When you work alone you get stuck. Whether it be a hard problem, a heavy lunch, or just a bad interaction with resistance there are times when you find yourself in a rut and need to force your way out of it.
The week between Christmas and New Year’s Day is typically a change of pace for most people – even if they don’t go on vacation – and a socially acceptable time to reflect and make large changes in your life.
If you are like me you can get into a mindset of negative thinking where you can poke holes in any potential project idea or action.
Most of us reading this post are adults. We take care of those around us, hold down jobs, pay bills, shower daily and do other things that are considered mature.
The Pomodoro technique is a rare productivity tool: simple, powerful, and popular.
I have this fantastical daydream that I entertain often: I get a week (or weekend) to myself and I am able to do all the work, all the projects, all the catching up that I want to do.
Every year I take a weekend to myself and go on a personal retreat.
Most people agree that a “to do list” is a great way to track work tasks whether it be shopping lists or work lists or people that you need to tickle this week.
We have all been there – you are busy all day but as the day ends you still haven’t done The One Thing that you really should have finished today.
My productivity tip of the day is pretty simple and exists in two parts:
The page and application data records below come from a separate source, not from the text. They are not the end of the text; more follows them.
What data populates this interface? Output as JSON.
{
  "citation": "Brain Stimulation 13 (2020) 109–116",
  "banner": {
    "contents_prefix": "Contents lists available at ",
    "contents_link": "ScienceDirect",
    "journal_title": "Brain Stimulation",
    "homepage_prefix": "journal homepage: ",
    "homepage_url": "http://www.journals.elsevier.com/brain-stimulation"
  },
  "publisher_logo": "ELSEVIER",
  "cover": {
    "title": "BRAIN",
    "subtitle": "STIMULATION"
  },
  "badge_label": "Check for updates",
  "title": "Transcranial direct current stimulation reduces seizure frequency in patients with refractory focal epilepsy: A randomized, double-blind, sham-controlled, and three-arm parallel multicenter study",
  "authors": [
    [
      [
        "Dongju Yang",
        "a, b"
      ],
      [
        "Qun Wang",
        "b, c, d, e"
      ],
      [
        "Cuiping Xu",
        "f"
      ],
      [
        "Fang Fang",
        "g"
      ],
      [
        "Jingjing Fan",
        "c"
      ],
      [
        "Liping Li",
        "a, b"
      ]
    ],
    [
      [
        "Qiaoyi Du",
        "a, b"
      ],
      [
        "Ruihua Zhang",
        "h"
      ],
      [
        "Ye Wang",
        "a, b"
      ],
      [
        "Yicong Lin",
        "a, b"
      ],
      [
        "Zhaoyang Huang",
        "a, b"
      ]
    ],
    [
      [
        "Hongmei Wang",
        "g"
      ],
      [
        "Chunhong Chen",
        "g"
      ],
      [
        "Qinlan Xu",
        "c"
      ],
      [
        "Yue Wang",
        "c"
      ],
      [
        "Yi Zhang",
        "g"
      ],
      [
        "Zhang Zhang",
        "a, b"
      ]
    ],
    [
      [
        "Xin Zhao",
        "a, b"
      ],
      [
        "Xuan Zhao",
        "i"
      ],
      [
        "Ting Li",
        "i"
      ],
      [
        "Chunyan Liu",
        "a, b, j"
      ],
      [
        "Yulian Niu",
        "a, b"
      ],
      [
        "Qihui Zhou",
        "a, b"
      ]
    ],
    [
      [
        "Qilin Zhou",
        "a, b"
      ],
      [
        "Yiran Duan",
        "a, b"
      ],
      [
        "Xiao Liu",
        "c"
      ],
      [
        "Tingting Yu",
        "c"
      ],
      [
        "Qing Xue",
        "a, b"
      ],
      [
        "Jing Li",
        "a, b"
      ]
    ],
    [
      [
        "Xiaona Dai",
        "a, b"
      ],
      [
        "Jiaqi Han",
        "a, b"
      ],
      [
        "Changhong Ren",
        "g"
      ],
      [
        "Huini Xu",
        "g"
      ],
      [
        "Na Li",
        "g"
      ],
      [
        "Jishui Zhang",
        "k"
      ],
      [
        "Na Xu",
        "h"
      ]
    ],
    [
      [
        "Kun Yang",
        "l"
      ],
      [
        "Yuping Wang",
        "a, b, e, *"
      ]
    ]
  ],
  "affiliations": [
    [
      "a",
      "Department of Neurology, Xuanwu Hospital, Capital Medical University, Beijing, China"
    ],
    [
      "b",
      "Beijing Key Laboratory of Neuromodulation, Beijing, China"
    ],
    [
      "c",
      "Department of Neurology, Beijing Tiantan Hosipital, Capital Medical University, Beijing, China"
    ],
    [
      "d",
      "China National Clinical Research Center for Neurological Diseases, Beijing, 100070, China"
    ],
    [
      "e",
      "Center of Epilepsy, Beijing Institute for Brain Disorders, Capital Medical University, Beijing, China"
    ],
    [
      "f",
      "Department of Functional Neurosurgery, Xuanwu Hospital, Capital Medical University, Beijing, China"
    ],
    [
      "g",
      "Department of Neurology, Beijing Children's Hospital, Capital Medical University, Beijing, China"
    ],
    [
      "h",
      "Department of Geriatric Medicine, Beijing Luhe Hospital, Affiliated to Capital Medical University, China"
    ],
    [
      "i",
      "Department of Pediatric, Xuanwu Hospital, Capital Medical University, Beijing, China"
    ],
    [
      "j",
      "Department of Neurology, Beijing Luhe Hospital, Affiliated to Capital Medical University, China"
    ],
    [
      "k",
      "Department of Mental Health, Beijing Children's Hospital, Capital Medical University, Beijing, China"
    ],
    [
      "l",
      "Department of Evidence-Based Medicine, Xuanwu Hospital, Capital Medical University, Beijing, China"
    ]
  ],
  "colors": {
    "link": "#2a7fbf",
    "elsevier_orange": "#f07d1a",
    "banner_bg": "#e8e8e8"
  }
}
In a previous entry I mentioned that you should have certain infrastructure readily-available when you work from home.
Years ago my boss asked if I could use a remote support developer in Europe for off-hours support of a critical system that processed data throughout the day.
Productivity is about the personal
I am working out of a massive office building in one of those little commercial compounds this week.
If you are looking for true advice from someone who understands the struggle of remote work and has actual useful advice, check out Navigating Remote Work .
Facts and Fallacies of Software Engineering by Robert L. Glass is a fascinating little change of pace that I just finished reading.